Task requirements:
Examine the material below. Gather every line in which the string "Manly" appears.
BEGIN
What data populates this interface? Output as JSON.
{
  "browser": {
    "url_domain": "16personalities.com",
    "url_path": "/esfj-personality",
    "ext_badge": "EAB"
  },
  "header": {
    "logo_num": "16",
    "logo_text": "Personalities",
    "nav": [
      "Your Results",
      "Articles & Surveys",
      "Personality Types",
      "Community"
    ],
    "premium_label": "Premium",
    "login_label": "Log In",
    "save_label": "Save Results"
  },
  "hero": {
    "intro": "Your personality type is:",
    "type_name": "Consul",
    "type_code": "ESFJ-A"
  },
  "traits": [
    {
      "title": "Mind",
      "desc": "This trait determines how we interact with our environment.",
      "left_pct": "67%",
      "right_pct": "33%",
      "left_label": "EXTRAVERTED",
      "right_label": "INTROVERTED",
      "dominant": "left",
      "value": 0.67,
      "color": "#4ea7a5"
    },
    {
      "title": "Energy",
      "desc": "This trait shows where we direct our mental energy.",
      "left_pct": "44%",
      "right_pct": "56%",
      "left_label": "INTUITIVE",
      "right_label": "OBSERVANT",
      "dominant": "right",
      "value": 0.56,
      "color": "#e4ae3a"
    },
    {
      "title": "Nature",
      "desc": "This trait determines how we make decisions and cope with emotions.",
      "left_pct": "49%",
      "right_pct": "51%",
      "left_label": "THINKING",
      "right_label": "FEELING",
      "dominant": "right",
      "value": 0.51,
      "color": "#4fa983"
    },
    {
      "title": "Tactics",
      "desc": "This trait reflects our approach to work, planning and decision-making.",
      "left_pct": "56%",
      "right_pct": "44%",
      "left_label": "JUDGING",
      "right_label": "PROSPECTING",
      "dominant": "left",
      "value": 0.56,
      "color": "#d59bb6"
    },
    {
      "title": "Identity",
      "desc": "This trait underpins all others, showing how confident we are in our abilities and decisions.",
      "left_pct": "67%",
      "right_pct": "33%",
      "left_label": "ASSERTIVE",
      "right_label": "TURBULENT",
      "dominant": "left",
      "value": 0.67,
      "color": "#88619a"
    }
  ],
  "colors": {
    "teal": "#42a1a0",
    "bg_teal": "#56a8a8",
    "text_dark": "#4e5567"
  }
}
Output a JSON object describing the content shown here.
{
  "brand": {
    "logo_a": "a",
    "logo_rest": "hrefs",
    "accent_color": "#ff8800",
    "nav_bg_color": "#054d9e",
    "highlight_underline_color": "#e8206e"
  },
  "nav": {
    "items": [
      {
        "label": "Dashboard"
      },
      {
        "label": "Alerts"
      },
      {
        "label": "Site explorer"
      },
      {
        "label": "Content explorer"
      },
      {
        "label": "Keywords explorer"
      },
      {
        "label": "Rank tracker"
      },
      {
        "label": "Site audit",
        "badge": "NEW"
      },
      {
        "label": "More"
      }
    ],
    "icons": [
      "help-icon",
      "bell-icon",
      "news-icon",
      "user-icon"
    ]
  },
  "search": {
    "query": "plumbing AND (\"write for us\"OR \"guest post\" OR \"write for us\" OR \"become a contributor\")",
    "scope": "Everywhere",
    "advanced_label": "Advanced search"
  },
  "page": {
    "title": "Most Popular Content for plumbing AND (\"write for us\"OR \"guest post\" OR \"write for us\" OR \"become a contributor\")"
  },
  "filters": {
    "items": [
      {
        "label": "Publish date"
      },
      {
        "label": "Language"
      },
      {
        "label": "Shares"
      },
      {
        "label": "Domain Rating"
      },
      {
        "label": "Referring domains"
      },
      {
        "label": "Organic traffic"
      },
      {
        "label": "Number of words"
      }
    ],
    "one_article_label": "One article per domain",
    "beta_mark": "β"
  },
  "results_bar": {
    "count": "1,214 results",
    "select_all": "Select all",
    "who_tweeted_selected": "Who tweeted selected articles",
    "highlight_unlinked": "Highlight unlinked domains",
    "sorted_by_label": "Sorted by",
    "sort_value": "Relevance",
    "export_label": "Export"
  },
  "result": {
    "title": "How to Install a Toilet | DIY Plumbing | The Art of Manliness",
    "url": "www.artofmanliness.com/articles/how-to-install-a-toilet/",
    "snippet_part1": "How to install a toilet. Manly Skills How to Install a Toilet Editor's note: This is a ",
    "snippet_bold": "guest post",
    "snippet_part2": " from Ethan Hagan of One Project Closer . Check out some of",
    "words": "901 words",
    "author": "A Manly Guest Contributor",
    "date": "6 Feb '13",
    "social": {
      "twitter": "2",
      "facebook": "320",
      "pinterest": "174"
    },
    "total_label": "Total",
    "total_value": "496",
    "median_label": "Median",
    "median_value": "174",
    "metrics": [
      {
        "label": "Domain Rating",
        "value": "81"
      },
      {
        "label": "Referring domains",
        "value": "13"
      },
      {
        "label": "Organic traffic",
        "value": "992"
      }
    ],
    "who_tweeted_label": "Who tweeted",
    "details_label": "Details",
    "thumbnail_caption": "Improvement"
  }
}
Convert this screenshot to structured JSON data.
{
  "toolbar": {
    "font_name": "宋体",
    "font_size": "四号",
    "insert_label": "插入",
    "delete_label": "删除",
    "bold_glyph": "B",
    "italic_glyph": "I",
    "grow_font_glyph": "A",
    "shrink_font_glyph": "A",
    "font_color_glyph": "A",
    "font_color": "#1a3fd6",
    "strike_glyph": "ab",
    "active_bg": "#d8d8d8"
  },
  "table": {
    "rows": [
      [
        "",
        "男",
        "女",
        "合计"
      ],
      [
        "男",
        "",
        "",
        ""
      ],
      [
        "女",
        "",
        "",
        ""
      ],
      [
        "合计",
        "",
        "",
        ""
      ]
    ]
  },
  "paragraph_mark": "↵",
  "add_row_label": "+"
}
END
Exercise output:
    "snippet_part1": "How to install a toilet. Manly Skills How to Install a Toilet Editor's note: This is a ",
    "author": "A Manly Guest Contributor",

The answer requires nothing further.